Strong Beers in Iowa

Cap lifted for Iowa breweries

Iowa Gov. Chet Culver has signed a bill that allows Iowa breweries to make and sell beers up to 12% alcohol by volume. Out of state breweries were already selling these stronger beers in Iowa, but in-state breweries were restricted to a 5% abv. A movement for Iowa Beer Equality arose to remove the competitive disadvantage Iowa breweries faced. The passing of SF 2088 now allows Iowa brewers to sell many more styles of beer.

To celebrate, Olde Main Brewing in Ames will let customers pick the first strong beer the brewpub offers. “We’ve been getting a lot of questions on what will be the first high proof beer we brew,” Olde Main’s Jill Haverkamp said, “so we are planning to let the people decide by doing a poll.” Customers can vote at the brewery’s website.


  1. william.heinric says

    Part of SF 2091/2088 was that brewers holding AA licenses could brew and distribute beers up to 12% alcohol by weight, not by volume. That difference allows distributors to sell a markedly larger number of beers than 12% ABV. The current law distinguishes between “beers” that range from 0.5% by weight to 5% by weight and “high-proof beers”, which range from 5% by weight to 12% by weight. For brewers thinking about shipping into the state, its meaningless. All that you need to know is that the State of Iowa will not handle your beers if they are less than 15.1% ABV. For brewers and distributors in the state, all it means is an extra license and new streams of revenue revolving around great beer.

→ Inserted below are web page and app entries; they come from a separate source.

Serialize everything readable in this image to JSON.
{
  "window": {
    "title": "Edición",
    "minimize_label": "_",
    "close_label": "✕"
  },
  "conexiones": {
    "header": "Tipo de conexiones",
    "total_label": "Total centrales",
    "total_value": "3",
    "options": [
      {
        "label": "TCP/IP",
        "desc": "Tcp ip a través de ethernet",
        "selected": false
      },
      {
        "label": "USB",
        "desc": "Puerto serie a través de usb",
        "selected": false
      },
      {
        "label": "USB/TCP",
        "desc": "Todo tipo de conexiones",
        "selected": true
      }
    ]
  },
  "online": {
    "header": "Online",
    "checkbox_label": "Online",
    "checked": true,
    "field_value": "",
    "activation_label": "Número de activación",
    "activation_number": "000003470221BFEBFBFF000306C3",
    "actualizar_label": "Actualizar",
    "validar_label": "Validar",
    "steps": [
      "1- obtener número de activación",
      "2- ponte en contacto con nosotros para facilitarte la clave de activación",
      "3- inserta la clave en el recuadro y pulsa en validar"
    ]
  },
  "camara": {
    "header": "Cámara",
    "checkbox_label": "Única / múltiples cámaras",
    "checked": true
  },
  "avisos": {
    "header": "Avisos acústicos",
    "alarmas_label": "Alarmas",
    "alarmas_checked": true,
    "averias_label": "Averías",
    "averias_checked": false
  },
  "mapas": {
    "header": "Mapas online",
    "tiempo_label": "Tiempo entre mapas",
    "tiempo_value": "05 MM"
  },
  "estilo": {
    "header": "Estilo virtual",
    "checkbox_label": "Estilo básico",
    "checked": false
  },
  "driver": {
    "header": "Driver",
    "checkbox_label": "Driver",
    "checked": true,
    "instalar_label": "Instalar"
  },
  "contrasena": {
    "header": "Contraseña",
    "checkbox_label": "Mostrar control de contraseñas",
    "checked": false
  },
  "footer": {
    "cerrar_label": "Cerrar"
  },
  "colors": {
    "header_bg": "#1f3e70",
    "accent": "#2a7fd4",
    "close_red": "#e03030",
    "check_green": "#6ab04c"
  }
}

    This isn’t to be overly anal; it is to illustrate to anybody looking to do business in the state that things are way better than they were before 11:30am on Wednesday.

    By the by, things like TNP from Brewdog, Utopias from Boston Beer, and Black from Mikkeller still must pass through state warehouses. However, as these are beyond the scope of most retailers and consumers due to both price and intensity, special orders for these beers will be few, and therefore will be streamlined through the Iowa ABD. So, to answer bootleg’s post, no, it is not a perfect solution, but it is a great leap forward, and the option for purchasing beers that exist on the extremity of brewing is still there for Iowa retailers.

    It’s a great day for beer drinkers, brewers, retailers, and distributors in Iowa. We hope that out-of-state brewers will start looking at Iowa as a burgeoning market, as Iowa brewers being producing great beer in the state.


  2. freakbrothers says

    That was well put Bill.

    It’s nice to see that the state is “out of the beer business” finally.

    I’m really looking forward to immediate future to see what the local brewpubs and breweries will have to offer, although I’ve heard that it could be a while before they will be able to get their “AA” license. And now that the limit has been lifted hopefully all of the beer traveling through Iowa going elsewhere will soon be available on our shelves and on tap.


  3. william.heinric says

    I have heard that the AA’s are, for all intents and purposes, completed, and that the brewers and distributors are now able to play with the high-proof beers. In a practical sense, I think that the licenses will take effect next week some time.


  4. Ted Briggs says

    Hi Iowa brewers!
    As you all are new to this big beer thing I am vollenterring to help you with taste testing. Send me your barleywines, Double IPA’s and massive bocks and Ill let you know if I like them! 😎
    Nice to hear some good news after the goverment debockel in Philly.
    Good Luck!!